Material provided section start
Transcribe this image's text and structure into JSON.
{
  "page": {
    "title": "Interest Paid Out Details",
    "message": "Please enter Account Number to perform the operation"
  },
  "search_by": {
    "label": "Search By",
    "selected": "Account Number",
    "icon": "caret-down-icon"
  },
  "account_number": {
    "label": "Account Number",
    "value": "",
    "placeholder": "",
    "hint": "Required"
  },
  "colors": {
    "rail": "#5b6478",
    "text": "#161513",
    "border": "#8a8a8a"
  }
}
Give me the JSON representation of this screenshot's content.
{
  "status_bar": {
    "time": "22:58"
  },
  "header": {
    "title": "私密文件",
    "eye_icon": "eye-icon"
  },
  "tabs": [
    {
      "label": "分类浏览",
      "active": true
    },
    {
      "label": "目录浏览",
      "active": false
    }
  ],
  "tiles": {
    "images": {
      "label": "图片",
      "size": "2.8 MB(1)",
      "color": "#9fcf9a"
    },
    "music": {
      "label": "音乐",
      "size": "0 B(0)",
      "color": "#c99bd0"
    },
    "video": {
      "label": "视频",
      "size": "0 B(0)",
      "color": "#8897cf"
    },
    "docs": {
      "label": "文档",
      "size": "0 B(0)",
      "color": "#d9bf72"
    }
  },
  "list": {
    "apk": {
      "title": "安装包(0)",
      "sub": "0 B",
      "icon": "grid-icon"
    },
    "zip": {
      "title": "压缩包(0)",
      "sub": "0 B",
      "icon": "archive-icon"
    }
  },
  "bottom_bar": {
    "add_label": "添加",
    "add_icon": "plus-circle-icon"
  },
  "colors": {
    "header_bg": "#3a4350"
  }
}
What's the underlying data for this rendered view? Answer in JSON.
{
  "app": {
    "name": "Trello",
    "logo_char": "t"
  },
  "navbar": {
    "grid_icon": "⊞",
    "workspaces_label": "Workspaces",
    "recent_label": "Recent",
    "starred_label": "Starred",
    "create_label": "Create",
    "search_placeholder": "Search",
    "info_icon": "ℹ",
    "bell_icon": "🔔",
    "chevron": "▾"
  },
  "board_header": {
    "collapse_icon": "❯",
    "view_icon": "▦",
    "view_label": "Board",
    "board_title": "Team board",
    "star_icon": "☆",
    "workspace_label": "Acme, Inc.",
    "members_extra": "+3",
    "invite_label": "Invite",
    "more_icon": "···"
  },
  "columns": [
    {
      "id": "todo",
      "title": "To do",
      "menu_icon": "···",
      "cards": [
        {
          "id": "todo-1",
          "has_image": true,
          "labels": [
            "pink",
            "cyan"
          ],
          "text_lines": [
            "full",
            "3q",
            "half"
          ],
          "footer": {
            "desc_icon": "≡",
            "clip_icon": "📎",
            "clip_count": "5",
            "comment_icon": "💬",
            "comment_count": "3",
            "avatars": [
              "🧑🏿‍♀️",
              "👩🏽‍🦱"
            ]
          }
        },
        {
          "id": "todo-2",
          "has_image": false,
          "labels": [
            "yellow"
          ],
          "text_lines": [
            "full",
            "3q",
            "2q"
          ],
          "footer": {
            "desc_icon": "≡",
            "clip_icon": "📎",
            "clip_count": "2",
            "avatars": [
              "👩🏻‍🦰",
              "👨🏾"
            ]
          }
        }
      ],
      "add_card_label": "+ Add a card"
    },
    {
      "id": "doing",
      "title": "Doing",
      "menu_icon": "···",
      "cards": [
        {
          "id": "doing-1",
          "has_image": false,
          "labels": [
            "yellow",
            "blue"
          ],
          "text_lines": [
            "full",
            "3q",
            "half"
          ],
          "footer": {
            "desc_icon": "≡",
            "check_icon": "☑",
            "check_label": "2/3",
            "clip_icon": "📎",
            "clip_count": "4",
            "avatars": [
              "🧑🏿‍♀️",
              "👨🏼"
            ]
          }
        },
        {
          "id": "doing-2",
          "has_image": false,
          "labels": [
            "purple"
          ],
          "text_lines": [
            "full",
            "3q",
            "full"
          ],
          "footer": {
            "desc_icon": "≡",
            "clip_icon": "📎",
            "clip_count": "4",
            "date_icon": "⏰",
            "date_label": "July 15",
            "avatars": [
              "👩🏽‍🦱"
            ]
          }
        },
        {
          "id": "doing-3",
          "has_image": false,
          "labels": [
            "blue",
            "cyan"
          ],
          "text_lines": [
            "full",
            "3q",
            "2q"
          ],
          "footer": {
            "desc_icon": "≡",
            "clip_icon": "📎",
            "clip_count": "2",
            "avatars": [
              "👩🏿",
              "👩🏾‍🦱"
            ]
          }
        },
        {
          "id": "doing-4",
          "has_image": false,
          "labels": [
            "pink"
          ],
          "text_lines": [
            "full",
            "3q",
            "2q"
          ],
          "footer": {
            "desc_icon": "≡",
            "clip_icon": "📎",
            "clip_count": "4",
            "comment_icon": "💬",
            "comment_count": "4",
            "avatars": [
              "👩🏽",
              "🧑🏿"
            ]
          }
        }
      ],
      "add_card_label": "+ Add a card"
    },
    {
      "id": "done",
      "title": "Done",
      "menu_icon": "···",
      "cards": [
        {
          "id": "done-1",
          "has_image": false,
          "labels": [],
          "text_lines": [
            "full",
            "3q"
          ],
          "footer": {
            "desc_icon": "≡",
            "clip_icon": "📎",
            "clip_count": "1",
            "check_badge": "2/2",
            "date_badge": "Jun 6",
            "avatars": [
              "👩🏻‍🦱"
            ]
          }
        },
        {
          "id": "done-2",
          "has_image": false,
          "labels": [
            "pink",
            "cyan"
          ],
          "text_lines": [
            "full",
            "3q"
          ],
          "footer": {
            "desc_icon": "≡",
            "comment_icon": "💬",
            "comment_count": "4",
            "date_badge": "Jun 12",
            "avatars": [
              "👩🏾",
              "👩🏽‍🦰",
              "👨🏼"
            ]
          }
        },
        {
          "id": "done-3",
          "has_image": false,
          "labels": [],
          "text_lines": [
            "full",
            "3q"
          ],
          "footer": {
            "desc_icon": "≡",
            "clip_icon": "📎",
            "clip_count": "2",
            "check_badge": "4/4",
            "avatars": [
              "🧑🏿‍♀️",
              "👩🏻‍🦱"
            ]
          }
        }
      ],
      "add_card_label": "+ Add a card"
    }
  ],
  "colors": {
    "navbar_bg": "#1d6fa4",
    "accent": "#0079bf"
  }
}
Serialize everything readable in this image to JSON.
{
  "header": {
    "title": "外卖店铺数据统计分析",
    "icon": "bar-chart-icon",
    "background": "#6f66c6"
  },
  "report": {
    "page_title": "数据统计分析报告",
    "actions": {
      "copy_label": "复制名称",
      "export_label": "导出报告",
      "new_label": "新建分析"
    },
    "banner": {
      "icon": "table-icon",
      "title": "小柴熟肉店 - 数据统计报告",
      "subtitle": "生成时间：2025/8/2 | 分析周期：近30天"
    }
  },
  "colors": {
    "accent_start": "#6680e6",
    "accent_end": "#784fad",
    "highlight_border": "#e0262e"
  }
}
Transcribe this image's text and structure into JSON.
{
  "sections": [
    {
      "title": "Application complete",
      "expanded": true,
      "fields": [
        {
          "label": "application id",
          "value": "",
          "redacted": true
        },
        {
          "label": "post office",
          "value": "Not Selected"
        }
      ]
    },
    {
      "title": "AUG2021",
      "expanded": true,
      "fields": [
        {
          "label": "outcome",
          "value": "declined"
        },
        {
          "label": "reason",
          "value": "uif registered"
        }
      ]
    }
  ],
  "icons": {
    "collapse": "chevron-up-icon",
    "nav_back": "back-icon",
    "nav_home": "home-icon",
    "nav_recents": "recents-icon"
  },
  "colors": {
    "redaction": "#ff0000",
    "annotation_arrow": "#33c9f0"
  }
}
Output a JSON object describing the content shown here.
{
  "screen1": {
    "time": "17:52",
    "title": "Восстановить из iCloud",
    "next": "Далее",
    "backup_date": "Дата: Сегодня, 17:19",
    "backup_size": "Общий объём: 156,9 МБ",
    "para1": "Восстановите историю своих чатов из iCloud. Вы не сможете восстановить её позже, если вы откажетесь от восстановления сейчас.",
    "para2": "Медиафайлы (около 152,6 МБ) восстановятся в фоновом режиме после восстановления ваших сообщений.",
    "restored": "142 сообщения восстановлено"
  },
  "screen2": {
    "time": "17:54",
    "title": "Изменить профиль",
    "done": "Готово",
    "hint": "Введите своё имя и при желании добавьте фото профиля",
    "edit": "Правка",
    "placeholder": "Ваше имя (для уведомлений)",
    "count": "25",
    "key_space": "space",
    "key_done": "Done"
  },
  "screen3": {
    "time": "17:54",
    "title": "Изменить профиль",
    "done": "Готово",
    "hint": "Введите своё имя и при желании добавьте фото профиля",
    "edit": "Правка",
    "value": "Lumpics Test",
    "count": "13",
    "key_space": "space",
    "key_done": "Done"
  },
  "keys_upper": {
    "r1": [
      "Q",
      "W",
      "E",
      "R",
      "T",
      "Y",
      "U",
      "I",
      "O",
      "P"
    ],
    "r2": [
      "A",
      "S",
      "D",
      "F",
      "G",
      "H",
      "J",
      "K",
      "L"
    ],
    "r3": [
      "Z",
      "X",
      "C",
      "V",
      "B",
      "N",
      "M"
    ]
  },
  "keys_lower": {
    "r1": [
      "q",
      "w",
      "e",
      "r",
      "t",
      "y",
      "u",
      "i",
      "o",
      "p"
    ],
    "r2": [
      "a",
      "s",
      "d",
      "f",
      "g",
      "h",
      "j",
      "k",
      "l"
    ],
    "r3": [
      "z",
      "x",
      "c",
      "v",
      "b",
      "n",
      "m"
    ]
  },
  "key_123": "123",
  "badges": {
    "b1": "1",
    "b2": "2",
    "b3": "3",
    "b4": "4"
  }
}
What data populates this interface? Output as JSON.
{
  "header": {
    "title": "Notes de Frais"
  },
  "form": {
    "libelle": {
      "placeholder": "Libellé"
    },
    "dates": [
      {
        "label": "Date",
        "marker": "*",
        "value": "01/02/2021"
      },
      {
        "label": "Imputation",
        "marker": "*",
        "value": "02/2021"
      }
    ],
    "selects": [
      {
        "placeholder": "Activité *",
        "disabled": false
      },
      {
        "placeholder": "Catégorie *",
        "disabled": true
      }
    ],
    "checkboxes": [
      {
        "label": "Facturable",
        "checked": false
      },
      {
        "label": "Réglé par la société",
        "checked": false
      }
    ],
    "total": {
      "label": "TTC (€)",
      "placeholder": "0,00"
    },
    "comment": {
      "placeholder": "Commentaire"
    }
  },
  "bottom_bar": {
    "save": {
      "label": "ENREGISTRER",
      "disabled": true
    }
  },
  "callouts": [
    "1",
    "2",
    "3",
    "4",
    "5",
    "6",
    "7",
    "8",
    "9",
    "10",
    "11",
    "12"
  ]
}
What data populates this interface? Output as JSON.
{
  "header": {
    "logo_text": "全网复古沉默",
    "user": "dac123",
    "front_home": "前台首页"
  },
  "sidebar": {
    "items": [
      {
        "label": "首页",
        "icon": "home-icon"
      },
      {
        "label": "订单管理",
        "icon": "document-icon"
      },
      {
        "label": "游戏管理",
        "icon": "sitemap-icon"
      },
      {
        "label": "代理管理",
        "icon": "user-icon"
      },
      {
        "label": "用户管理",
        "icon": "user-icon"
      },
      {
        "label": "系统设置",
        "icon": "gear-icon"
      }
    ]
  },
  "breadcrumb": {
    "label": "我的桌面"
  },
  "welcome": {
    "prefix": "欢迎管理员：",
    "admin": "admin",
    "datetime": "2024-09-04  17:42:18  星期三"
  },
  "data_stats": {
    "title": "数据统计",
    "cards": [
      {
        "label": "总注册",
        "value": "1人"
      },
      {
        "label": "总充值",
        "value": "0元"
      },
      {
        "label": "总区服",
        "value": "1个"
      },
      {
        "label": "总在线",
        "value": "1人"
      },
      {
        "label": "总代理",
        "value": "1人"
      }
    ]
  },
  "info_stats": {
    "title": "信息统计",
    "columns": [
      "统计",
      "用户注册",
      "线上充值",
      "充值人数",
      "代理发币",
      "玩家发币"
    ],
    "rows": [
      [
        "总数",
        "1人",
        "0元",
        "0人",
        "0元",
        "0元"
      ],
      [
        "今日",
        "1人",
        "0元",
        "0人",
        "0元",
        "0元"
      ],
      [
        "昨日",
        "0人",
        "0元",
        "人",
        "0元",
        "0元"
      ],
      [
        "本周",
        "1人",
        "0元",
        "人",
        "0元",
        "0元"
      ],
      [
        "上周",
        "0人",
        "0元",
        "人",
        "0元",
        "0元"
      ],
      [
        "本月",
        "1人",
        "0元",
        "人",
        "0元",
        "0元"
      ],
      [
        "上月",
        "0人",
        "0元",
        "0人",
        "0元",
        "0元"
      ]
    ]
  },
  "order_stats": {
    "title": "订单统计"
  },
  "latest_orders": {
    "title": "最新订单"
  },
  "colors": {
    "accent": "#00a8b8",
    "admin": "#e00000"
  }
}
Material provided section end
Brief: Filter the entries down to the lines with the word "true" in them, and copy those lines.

Solution to the exercise:
      "active": true
          "has_image": true,
      "expanded": true,
          "redacted": true
      "expanded": true,
        "disabled": true
      "disabled": true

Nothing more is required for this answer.